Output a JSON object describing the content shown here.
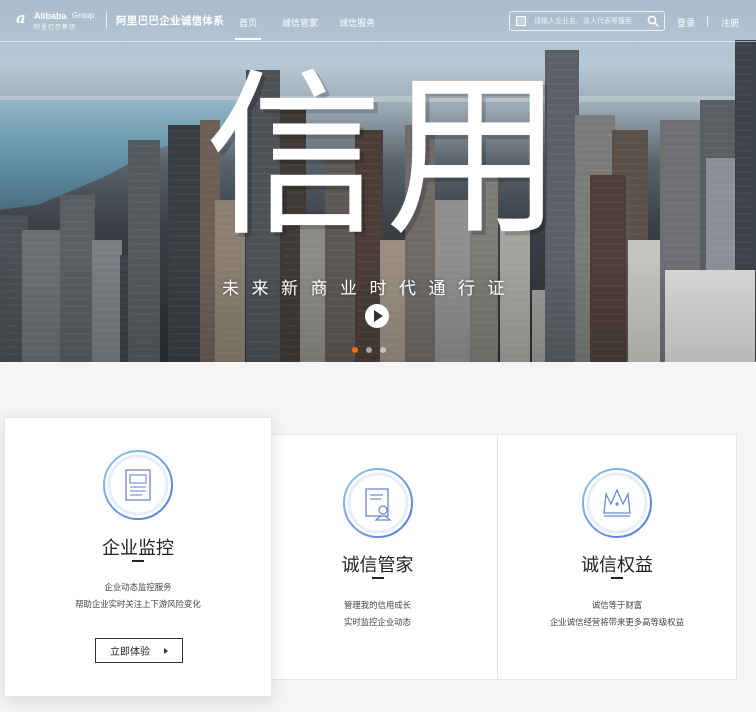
{
  "nav": {
    "logo_brand": "Alibaba",
    "logo_group": "Group",
    "logo_cn": "阿里巴巴集团",
    "site_title": "阿里巴巴企业诚信体系",
    "items": [
      {
        "label": "首页",
        "active": true
      },
      {
        "label": "诚信管家",
        "active": false
      },
      {
        "label": "诚信服务",
        "active": false
      }
    ],
    "search_placeholder": "请输入企业名、法人代表等搜索",
    "search_icon": "search-icon",
    "login": "登录",
    "register": "注册"
  },
  "hero": {
    "title": "信用",
    "subtitle": "未来新商业时代通行证",
    "play_icon": "play-icon",
    "slides": [
      {
        "active": true
      },
      {
        "active": false
      },
      {
        "active": false
      }
    ]
  },
  "cards": [
    {
      "title": "企业监控",
      "icon": "document-icon",
      "desc_lines": [
        "企业动态监控服务",
        "帮助企业实时关注上下游风险变化"
      ],
      "cta": "立即体验"
    },
    {
      "title": "诚信管家",
      "icon": "certificate-user-icon",
      "desc_lines": [
        "管理我的信用成长",
        "实时监控企业动态"
      ]
    },
    {
      "title": "诚信权益",
      "icon": "crown-icon",
      "desc_lines": [
        "诚信等于财富",
        "企业诚信经营将带来更多高等级权益"
      ]
    }
  ],
  "colors": {
    "accent": "#ff6a00",
    "icon_blue": "#5b8fd9",
    "text_dark": "#222222"
  }
}
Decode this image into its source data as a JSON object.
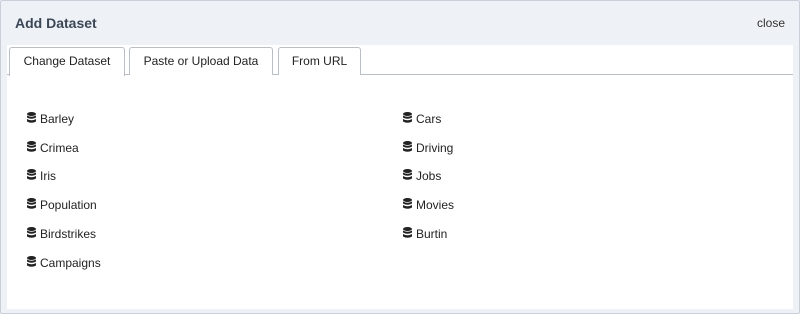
{
  "dialog": {
    "title": "Add Dataset",
    "close_label": "close"
  },
  "tabs": [
    {
      "label": "Change Dataset",
      "active": true
    },
    {
      "label": "Paste or Upload Data",
      "active": false
    },
    {
      "label": "From URL",
      "active": false
    }
  ],
  "datasets": {
    "left": [
      "Barley",
      "Crimea",
      "Iris",
      "Population",
      "Birdstrikes",
      "Campaigns"
    ],
    "right": [
      "Cars",
      "Driving",
      "Jobs",
      "Movies",
      "Burtin"
    ]
  },
  "icon": "database-icon",
  "colors": {
    "dialog_bg": "#eef1f6",
    "title_text": "#3b4756",
    "border": "#b9bec7"
  }
}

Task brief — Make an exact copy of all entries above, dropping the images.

Response to this exercise —
Output a JSON object describing the content shown here.
{
  "nav": {
    "logo_brand": "Alibaba",
    "logo_group": "Group",
    "logo_cn": "阿里巴巴集团",
    "site_title": "阿里巴巴企业诚信体系",
    "items": [
      {
        "label": "首页",
        "active": true
      },
      {
        "label": "诚信管家",
        "active": false
      },
      {
        "label": "诚信服务",
        "active": false
      }
    ],
    "search_placeholder": "请输入企业名、法人代表等搜索",
    "search_icon": "search-icon",
    "login": "登录",
    "register": "注册"
  },
  "hero": {
    "title": "信用",
    "subtitle": "未来新商业时代通行证",
    "play_icon": "play-icon",
    "slides": [
      {
        "active": true
      },
      {
        "active": false
      },
      {
        "active": false
      }
    ]
  },
  "cards": [
    {
      "title": "企业监控",
      "icon": "document-icon",
      "desc_lines": [
        "企业动态监控服务",
        "帮助企业实时关注上下游风险变化"
      ],
      "cta": "立即体验"
    },
    {
      "title": "诚信管家",
      "icon": "certificate-user-icon",
      "desc_lines": [
        "管理我的信用成长",
        "实时监控企业动态"
      ]
    },
    {
      "title": "诚信权益",
      "icon": "crown-icon",
      "desc_lines": [
        "诚信等于财富",
        "企业诚信经营将带来更多高等级权益"
      ]
    }
  ],
  "colors": {
    "accent": "#ff6a00",
    "icon_blue": "#5b8fd9",
    "text_dark": "#222222"
  }
}
Decode this image into its source data as a JSON object.
{
  "dialog": {
    "title": "Add Dataset",
    "close_label": "close"
  },
  "tabs": [
    {
      "label": "Change Dataset",
      "active": true
    },
    {
      "label": "Paste or Upload Data",
      "active": false
    },
    {
      "label": "From URL",
      "active": false
    }
  ],
  "datasets": {
    "left": [
      "Barley",
      "Crimea",
      "Iris",
      "Population",
      "Birdstrikes",
      "Campaigns"
    ],
    "right": [
      "Cars",
      "Driving",
      "Jobs",
      "Movies",
      "Burtin"
    ]
  },
  "icon": "database-icon",
  "colors": {
    "dialog_bg": "#eef1f6",
    "title_text": "#3b4756",
    "border": "#b9bec7"
  }
}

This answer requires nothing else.